My older daughter's PE teacher gave me some good news today. Every year at my girls' school, beginning in first grade, students run 1000m for time at the beginning and the end of the year. They do this as part of an overall fitness evaluation. The students also throw a ball for distance and perform a standing broad jump. There are other events, but I can't recall right now what they are.
During the second running of the 1000m this year, my daughter recorded the second fastest time for a second grader in the school's history. She also recorded the second longest broad jump in the school's history. Now, if the run were a 100 or 200m sprint, then the broad jump would make sense. Both events require power, so a student who is good in one will also be good in the other. Carl Lewis was an Olympic gold medalist in both the 100m and the long jump. To my knowledge, though, no athlete has ever won a medal in the mile and the long jump. Training for the two events is too dissimilar. However, my daughter seems to have a nice balance of endurance and power. So, I hope to see her one day participate in the Olympic decathlon, an event for those athletes who don't quite have elite ability in either a power or an endurance discipline, but do have exemplary ability in both endurance and power disciplines.

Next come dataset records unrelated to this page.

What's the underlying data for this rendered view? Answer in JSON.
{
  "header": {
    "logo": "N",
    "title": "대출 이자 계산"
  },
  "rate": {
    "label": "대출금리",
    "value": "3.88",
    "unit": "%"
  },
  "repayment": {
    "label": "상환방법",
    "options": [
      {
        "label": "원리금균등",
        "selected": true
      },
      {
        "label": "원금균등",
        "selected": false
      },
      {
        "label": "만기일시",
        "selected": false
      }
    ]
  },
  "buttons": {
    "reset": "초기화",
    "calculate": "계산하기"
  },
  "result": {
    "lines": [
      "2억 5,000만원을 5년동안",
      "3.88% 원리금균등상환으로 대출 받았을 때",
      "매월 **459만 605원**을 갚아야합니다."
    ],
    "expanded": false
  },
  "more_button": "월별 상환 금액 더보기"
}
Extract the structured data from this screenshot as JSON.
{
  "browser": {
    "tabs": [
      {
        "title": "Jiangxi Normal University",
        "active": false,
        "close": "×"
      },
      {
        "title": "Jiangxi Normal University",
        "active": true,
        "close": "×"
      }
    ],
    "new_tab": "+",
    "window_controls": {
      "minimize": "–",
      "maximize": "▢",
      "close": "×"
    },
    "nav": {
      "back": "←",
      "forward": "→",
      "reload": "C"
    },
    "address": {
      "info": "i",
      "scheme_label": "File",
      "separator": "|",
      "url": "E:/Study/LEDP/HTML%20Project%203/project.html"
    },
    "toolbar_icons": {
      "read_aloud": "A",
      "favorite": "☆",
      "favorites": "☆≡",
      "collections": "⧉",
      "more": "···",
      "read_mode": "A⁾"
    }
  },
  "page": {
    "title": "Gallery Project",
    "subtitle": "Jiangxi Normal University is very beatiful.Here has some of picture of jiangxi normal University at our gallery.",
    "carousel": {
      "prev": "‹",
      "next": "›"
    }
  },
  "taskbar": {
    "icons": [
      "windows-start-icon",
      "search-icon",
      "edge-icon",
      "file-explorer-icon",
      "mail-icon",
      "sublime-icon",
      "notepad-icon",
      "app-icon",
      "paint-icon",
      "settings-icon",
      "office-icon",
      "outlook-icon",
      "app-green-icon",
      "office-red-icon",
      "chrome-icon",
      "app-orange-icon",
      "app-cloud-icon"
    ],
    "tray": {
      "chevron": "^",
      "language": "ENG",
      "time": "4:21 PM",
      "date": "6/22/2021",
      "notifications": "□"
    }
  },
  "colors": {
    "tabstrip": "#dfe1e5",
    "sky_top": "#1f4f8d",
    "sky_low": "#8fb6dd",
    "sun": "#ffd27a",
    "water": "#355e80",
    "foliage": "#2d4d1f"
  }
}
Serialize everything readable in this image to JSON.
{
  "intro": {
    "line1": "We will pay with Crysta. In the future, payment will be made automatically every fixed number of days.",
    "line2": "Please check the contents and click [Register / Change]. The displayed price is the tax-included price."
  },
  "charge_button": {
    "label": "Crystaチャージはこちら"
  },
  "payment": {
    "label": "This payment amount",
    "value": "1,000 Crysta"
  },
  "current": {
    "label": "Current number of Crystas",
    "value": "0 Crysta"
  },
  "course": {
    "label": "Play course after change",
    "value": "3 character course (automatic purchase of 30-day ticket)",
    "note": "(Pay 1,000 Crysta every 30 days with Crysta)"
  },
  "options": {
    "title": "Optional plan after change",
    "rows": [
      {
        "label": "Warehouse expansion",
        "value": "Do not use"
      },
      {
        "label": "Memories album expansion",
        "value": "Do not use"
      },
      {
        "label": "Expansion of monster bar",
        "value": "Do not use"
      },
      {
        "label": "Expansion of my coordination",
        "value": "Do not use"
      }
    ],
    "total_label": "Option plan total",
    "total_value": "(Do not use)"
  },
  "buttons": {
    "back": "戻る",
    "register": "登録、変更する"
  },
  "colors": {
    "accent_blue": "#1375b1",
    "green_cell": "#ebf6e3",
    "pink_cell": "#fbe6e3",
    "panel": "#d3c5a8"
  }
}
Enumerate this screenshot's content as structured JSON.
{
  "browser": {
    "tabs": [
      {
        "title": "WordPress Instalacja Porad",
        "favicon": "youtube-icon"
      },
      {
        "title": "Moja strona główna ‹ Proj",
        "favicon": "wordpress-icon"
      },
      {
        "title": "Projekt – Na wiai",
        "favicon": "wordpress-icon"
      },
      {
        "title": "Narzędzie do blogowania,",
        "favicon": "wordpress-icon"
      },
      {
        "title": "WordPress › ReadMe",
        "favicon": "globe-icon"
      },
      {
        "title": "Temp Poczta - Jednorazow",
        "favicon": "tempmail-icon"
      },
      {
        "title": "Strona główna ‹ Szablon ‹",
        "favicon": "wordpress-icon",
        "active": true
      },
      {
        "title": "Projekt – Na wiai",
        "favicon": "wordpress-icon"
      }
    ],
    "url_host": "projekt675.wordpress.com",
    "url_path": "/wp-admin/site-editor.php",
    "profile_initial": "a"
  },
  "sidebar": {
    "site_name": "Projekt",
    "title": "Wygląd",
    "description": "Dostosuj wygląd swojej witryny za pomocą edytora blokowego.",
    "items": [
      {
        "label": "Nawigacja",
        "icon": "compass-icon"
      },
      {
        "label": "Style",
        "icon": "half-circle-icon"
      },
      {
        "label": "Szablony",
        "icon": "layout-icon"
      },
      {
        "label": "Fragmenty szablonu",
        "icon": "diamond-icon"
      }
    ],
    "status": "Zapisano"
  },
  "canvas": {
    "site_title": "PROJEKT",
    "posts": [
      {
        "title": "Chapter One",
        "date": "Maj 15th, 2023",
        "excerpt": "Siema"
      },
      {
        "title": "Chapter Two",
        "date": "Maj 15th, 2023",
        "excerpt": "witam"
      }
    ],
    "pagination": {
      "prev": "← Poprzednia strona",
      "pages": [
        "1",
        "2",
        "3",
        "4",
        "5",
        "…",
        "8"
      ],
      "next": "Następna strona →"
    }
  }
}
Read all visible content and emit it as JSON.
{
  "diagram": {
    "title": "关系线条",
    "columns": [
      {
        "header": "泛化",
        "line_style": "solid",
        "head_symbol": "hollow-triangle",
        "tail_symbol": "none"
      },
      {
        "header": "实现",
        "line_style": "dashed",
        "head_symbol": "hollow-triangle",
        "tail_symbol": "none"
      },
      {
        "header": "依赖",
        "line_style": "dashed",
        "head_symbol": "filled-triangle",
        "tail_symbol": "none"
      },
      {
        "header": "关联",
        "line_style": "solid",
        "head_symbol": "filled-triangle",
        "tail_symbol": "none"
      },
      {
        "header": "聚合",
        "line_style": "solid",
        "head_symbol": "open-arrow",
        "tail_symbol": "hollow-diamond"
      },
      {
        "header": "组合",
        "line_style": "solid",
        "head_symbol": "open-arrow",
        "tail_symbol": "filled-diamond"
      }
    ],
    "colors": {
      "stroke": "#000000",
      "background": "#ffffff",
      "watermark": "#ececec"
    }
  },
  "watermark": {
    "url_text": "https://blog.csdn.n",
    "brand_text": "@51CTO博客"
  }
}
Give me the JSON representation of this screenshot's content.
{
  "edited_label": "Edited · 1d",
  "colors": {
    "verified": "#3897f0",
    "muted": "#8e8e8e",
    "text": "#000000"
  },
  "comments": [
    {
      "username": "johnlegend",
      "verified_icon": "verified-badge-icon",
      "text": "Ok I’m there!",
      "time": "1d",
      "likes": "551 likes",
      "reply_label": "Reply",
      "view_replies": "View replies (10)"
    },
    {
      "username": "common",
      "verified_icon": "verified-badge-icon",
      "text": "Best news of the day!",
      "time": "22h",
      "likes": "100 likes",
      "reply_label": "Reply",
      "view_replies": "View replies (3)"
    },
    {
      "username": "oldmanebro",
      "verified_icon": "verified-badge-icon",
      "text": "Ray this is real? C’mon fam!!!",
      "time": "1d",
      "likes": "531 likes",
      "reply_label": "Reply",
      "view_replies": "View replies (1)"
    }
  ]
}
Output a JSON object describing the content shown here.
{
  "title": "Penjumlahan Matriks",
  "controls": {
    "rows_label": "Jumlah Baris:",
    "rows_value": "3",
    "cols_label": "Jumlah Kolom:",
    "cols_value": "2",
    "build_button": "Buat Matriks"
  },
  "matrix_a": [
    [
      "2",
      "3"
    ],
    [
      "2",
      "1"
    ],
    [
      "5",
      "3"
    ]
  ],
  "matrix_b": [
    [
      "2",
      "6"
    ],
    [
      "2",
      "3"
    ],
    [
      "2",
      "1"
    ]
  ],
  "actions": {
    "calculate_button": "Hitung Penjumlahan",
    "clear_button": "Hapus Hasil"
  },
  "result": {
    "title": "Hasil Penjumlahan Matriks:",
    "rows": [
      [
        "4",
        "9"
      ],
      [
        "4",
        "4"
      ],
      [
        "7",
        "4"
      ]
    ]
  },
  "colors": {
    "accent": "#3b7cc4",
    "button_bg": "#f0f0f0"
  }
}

What's that you say? My daughter can't be a decathlete? But I was going to buy her posters of Bruce Jenner and Dan O'Brien and all the women who have won a gold medal in the decathlon.
No women have won gold in the Olympic decathlon? There is no Olympic decathlon? But there is a men's decathlon, right? Okay, then shouldn't the women perform in the decathlon, too? They have a heptathlon? But that's only seven events. They should get three more.
The women's heptathlon (during an indoor track and field contest men perform in the heptathlon) consists of the 100m hurdles (should be 110m), the high jump, the shot put, the 200m, the long jump, the javelin throw, and the 800m. The decathlon consists of the 100m, the long jump, the shot put, the high jump, the 400m, the 110m hurdles, the discus throw, the pole vault, the javelin throw, and the 1500m. As you see, the men perform one intermediate distance running event that the women don't do, as well as the pole vault and the discus throw.
Unfortunately, the Olympics moves slowly when it comes to change. It took them until 1984 to allow women to run the marathon, and it took them until 2000 to allow women to pole vault. But now that women are pole vaulting, there is little reason not to allow women to perform the decathlon. We should let the International Olympic Committee and the International Association of Athletics Federation know that both sexes are equally capable of competing in a decathlon (as well as the 110m hurdles, which must be changed to provide an equal decathlon to both sexes).
With this in mind, I have begun a petition on change.org (click here) that is addressed to both the International Olympic Committee and the International Association of Athletics Federation, demanding that they end the sexism inherent in holding a heptathlon for women and a decathlon for men. Soon, I hope to draft a letter to both organizations expressing my dissatisfaction with this situation.
Please take the time to sign this petition. My older daughter will be 28 during the 2032 Olympics. She'll be in the prime of her athletic life, and I'd like her to have at least the opportunity to compete in the decathlon if she so chooses.